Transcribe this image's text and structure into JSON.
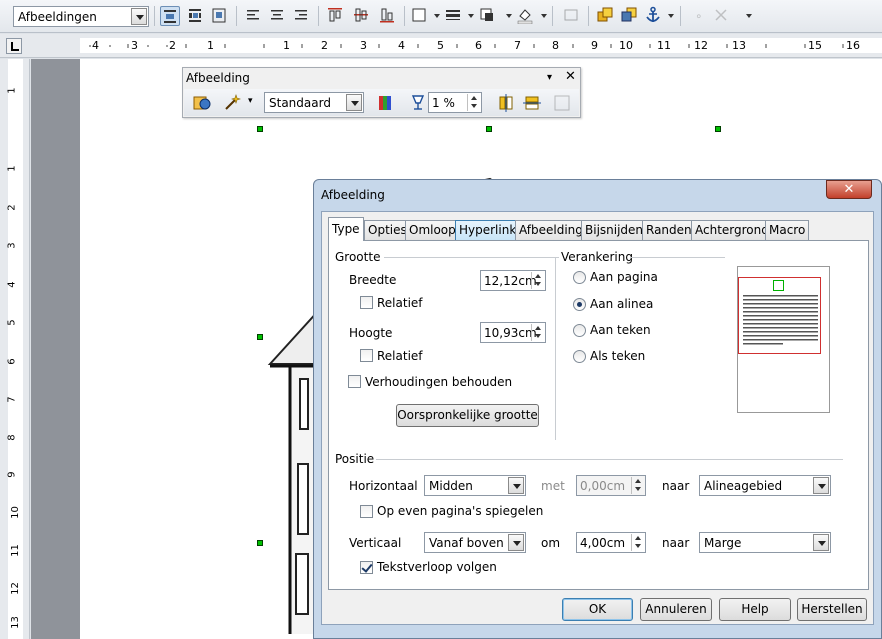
{
  "toolbar": {
    "style_combo": "Afbeeldingen",
    "icons": [
      "wrap-off-icon",
      "wrap-page-icon",
      "wrap-optimal-icon",
      "align-left-icon",
      "align-center-icon",
      "align-right-icon",
      "align-top-icon",
      "align-middle-icon",
      "align-bottom-icon",
      "borders-icon",
      "line-style-icon",
      "border-color-icon",
      "background-color-icon",
      "caption-icon",
      "bring-forward-icon",
      "send-backward-icon",
      "anchor-icon",
      "link-frames-icon",
      "unlink-frames-icon"
    ]
  },
  "hruler": {
    "numbers": [
      "4",
      "3",
      "2",
      "1",
      "1",
      "2",
      "3",
      "4",
      "5",
      "6",
      "7",
      "8",
      "9",
      "10",
      "11",
      "12",
      "13",
      "15",
      "16"
    ]
  },
  "vruler": {
    "numbers": [
      "1",
      "1",
      "2",
      "3",
      "4",
      "5",
      "6",
      "7",
      "8",
      "9",
      "10",
      "11",
      "12",
      "13"
    ]
  },
  "picture_toolbar": {
    "title": "Afbeelding",
    "mode_combo": "Standaard",
    "transparency_value": "1 %"
  },
  "dialog": {
    "title": "Afbeelding",
    "close_label": "✕",
    "tabs": [
      "Type",
      "Opties",
      "Omloop",
      "Hyperlink",
      "Afbeelding",
      "Bijsnijden",
      "Randen",
      "Achtergrond",
      "Macro"
    ],
    "size": {
      "heading": "Grootte",
      "width_label": "Breedte",
      "width_value": "12,12cm",
      "relative_width_label": "Relatief",
      "height_label": "Hoogte",
      "height_value": "10,93cm",
      "relative_height_label": "Relatief",
      "keep_ratio_label": "Verhoudingen behouden",
      "original_size_button": "Oorspronkelijke grootte"
    },
    "anchor": {
      "heading": "Verankering",
      "options": [
        "Aan pagina",
        "Aan alinea",
        "Aan teken",
        "Als teken"
      ],
      "selected": "Aan alinea"
    },
    "position": {
      "heading": "Positie",
      "horizontal_label": "Horizontaal",
      "horizontal_value": "Midden",
      "by_label": "met",
      "by_value": "0,00cm",
      "to_label": "naar",
      "horizontal_to_value": "Alineagebied",
      "mirror_label": "Op even pagina's spiegelen",
      "vertical_label": "Verticaal",
      "vertical_value": "Vanaf boven",
      "by2_label": "om",
      "by2_value": "4,00cm",
      "to2_label": "naar",
      "vertical_to_value": "Marge",
      "follow_text_label": "Tekstverloop volgen"
    },
    "buttons": {
      "ok": "OK",
      "cancel": "Annuleren",
      "help": "Help",
      "reset": "Herstellen"
    }
  }
}
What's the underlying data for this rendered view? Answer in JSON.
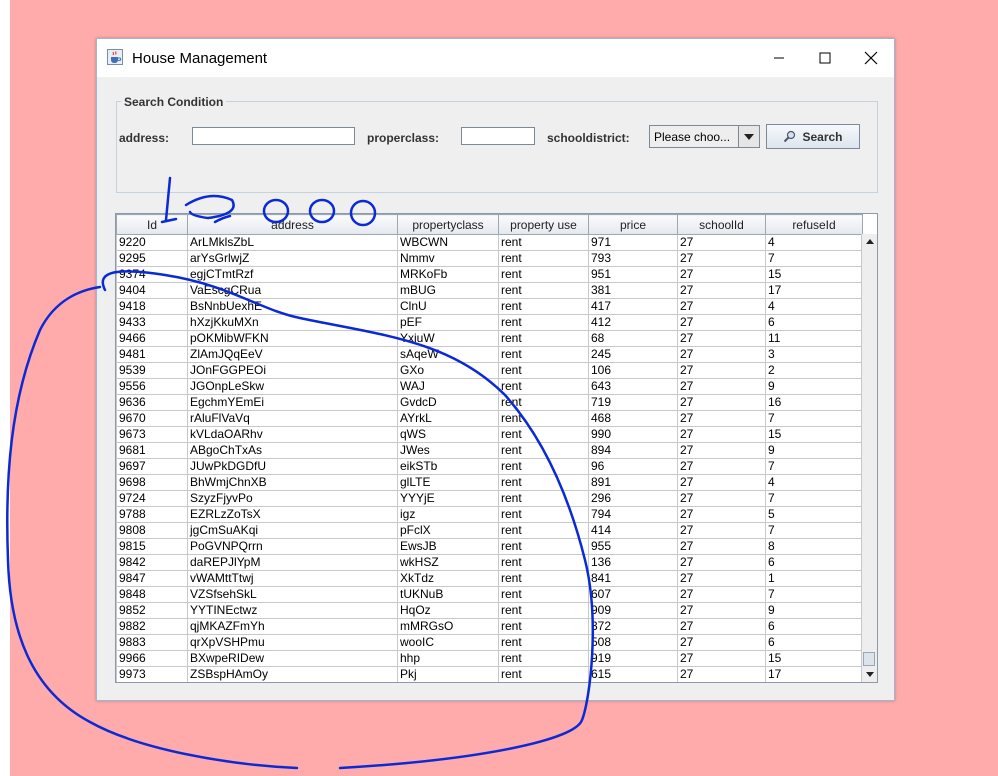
{
  "window": {
    "title": "House Management"
  },
  "search": {
    "group_title": "Search Condition",
    "address_label": "address:",
    "address_value": "",
    "properclass_label": "properclass:",
    "properclass_value": "",
    "schooldistrict_label": "schooldistrict:",
    "schooldistrict_selected": "Please choo...",
    "search_button": "Search"
  },
  "annotation_text": "10,000",
  "table": {
    "columns": [
      "Id",
      "address",
      "propertyclass",
      "property use",
      "price",
      "schoolId",
      "refuseId"
    ],
    "rows": [
      [
        "9220",
        "ArLMklsZbL",
        "WBCWN",
        "rent",
        "971",
        "27",
        "4"
      ],
      [
        "9295",
        "arYsGrlwjZ",
        "Nmmv",
        "rent",
        "793",
        "27",
        "7"
      ],
      [
        "9374",
        "egjCTmtRzf",
        "MRKoFb",
        "rent",
        "951",
        "27",
        "15"
      ],
      [
        "9404",
        "VaEscgCRua",
        "mBUG",
        "rent",
        "381",
        "27",
        "17"
      ],
      [
        "9418",
        "BsNnbUexhE",
        "ClnU",
        "rent",
        "417",
        "27",
        "4"
      ],
      [
        "9433",
        "hXzjKkuMXn",
        "pEF",
        "rent",
        "412",
        "27",
        "6"
      ],
      [
        "9466",
        "pOKMibWFKN",
        "YxiuW",
        "rent",
        "68",
        "27",
        "11"
      ],
      [
        "9481",
        "ZlAmJQqEeV",
        "sAqeW",
        "rent",
        "245",
        "27",
        "3"
      ],
      [
        "9539",
        "JOnFGGPEOi",
        "GXo",
        "rent",
        "106",
        "27",
        "2"
      ],
      [
        "9556",
        "JGOnpLeSkw",
        "WAJ",
        "rent",
        "643",
        "27",
        "9"
      ],
      [
        "9636",
        "EgchmYEmEi",
        "GvdcD",
        "rent",
        "719",
        "27",
        "16"
      ],
      [
        "9670",
        "rAluFlVaVq",
        "AYrkL",
        "rent",
        "468",
        "27",
        "7"
      ],
      [
        "9673",
        "kVLdaOARhv",
        "qWS",
        "rent",
        "990",
        "27",
        "15"
      ],
      [
        "9681",
        "ABgoChTxAs",
        "JWes",
        "rent",
        "894",
        "27",
        "9"
      ],
      [
        "9697",
        "JUwPkDGDfU",
        "eikSTb",
        "rent",
        "96",
        "27",
        "7"
      ],
      [
        "9698",
        "BhWmjChnXB",
        "glLTE",
        "rent",
        "891",
        "27",
        "4"
      ],
      [
        "9724",
        "SzyzFjyvPo",
        "YYYjE",
        "rent",
        "296",
        "27",
        "7"
      ],
      [
        "9788",
        "EZRLzZoTsX",
        "igz",
        "rent",
        "794",
        "27",
        "5"
      ],
      [
        "9808",
        "jgCmSuAKqi",
        "pFclX",
        "rent",
        "414",
        "27",
        "7"
      ],
      [
        "9815",
        "PoGVNPQrrn",
        "EwsJB",
        "rent",
        "955",
        "27",
        "8"
      ],
      [
        "9842",
        "daREPJlYpM",
        "wkHSZ",
        "rent",
        "136",
        "27",
        "6"
      ],
      [
        "9847",
        "vWAMttTtwj",
        "XkTdz",
        "rent",
        "841",
        "27",
        "1"
      ],
      [
        "9848",
        "VZSfsehSkL",
        "tUKNuB",
        "rent",
        "607",
        "27",
        "7"
      ],
      [
        "9852",
        "YYTINEctwz",
        "HqOz",
        "rent",
        "909",
        "27",
        "9"
      ],
      [
        "9882",
        "qjMKAZFmYh",
        "mMRGsO",
        "rent",
        "372",
        "27",
        "6"
      ],
      [
        "9883",
        "qrXpVSHPmu",
        "wooIC",
        "rent",
        "508",
        "27",
        "6"
      ],
      [
        "9966",
        "BXwpeRIDew",
        "hhp",
        "rent",
        "919",
        "27",
        "15"
      ],
      [
        "9973",
        "ZSBspHAmOy",
        "Pkj",
        "rent",
        "615",
        "27",
        "17"
      ]
    ]
  },
  "colors": {
    "background": "#ffabab",
    "ink": "#0a2ad6",
    "window_border": "#9fb7d6"
  },
  "icons": [
    "java-cup-icon",
    "minimize-icon",
    "maximize-icon",
    "close-icon",
    "chevron-down-icon",
    "magnifier-icon",
    "scroll-up-icon",
    "scroll-down-icon"
  ]
}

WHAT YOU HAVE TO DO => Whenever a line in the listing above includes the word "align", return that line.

RESPONSE TO THE TASK =>
      "align-left-icon",
      "align-center-icon",
      "align-right-icon",
      "align-top-icon",
      "align-middle-icon",
      "align-bottom-icon",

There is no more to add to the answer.